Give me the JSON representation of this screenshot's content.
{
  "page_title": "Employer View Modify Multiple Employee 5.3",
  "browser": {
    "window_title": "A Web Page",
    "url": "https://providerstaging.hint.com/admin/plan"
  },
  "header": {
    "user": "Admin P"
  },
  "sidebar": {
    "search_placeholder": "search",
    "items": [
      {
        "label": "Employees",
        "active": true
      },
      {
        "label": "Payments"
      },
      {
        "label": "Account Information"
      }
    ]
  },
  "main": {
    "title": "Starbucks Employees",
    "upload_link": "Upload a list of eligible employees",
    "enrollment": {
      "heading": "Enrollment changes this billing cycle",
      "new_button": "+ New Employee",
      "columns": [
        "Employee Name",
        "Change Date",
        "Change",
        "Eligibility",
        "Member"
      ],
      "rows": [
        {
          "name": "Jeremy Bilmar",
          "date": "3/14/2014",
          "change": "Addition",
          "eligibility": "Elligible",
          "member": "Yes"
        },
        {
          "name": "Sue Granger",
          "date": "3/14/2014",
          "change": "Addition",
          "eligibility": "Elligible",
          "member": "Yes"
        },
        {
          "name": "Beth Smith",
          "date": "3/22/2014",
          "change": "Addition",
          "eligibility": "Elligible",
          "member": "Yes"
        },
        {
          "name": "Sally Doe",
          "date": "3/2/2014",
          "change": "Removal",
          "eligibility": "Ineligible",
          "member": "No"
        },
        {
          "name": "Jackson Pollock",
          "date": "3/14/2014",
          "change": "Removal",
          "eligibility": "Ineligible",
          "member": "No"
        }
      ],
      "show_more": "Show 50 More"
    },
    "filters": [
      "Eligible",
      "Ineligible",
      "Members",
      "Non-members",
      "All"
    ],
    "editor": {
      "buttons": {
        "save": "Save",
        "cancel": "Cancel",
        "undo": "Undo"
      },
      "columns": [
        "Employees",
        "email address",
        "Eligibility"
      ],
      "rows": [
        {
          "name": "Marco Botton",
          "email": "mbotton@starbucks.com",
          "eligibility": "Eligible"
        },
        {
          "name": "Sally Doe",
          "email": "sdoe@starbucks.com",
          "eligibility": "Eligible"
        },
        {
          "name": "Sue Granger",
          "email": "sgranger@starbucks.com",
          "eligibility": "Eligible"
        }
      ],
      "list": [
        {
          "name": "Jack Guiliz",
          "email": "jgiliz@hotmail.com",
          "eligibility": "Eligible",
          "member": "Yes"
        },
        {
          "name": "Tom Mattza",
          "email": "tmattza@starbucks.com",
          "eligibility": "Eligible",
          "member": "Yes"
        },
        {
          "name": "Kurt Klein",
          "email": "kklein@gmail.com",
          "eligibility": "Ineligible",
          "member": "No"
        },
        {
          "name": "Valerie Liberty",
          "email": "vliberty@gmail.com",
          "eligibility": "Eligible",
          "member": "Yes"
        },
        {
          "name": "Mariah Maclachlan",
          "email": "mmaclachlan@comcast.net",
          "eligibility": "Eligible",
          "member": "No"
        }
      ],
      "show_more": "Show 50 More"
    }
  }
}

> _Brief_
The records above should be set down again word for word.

> _Solution to the exercise_
Give me the JSON representation of this screenshot's content.
{
  "page_title": "Employer View Modify Multiple Employee 5.3",
  "browser": {
    "window_title": "A Web Page",
    "url": "https://providerstaging.hint.com/admin/plan"
  },
  "header": {
    "user": "Admin P"
  },
  "sidebar": {
    "search_placeholder": "search",
    "items": [
      {
        "label": "Employees",
        "active": true
      },
      {
        "label": "Payments"
      },
      {
        "label": "Account Information"
      }
    ]
  },
  "main": {
    "title": "Starbucks Employees",
    "upload_link": "Upload a list of eligible employees",
    "enrollment": {
      "heading": "Enrollment changes this billing cycle",
      "new_button": "+ New Employee",
      "columns": [
        "Employee Name",
        "Change Date",
        "Change",
        "Eligibility",
        "Member"
      ],
      "rows": [
        {
          "name": "Jeremy Bilmar",
          "date": "3/14/2014",
          "change": "Addition",
          "eligibility": "Elligible",
          "member": "Yes"
        },
        {
          "name": "Sue Granger",
          "date": "3/14/2014",
          "change": "Addition",
          "eligibility": "Elligible",
          "member": "Yes"
        },
        {
          "name": "Beth Smith",
          "date": "3/22/2014",
          "change": "Addition",
          "eligibility": "Elligible",
          "member": "Yes"
        },
        {
          "name": "Sally Doe",
          "date": "3/2/2014",
          "change": "Removal",
          "eligibility": "Ineligible",
          "member": "No"
        },
        {
          "name": "Jackson Pollock",
          "date": "3/14/2014",
          "change": "Removal",
          "eligibility": "Ineligible",
          "member": "No"
        }
      ],
      "show_more": "Show 50 More"
    },
    "filters": [
      "Eligible",
      "Ineligible",
      "Members",
      "Non-members",
      "All"
    ],
    "editor": {
      "buttons": {
        "save": "Save",
        "cancel": "Cancel",
        "undo": "Undo"
      },
      "columns": [
        "Employees",
        "email address",
        "Eligibility"
      ],
      "rows": [
        {
          "name": "Marco Botton",
          "email": "mbotton@starbucks.com",
          "eligibility": "Eligible"
        },
        {
          "name": "Sally Doe",
          "email": "sdoe@starbucks.com",
          "eligibility": "Eligible"
        },
        {
          "name": "Sue Granger",
          "email": "sgranger@starbucks.com",
          "eligibility": "Eligible"
        }
      ],
      "list": [
        {
          "name": "Jack Guiliz",
          "email": "jgiliz@hotmail.com",
          "eligibility": "Eligible",
          "member": "Yes"
        },
        {
          "name": "Tom Mattza",
          "email": "tmattza@starbucks.com",
          "eligibility": "Eligible",
          "member": "Yes"
        },
        {
          "name": "Kurt Klein",
          "email": "kklein@gmail.com",
          "eligibility": "Ineligible",
          "member": "No"
        },
        {
          "name": "Valerie Liberty",
          "email": "vliberty@gmail.com",
          "eligibility": "Eligible",
          "member": "Yes"
        },
        {
          "name": "Mariah Maclachlan",
          "email": "mmaclachlan@comcast.net",
          "eligibility": "Eligible",
          "member": "No"
        }
      ],
      "show_more": "Show 50 More"
    }
  }
}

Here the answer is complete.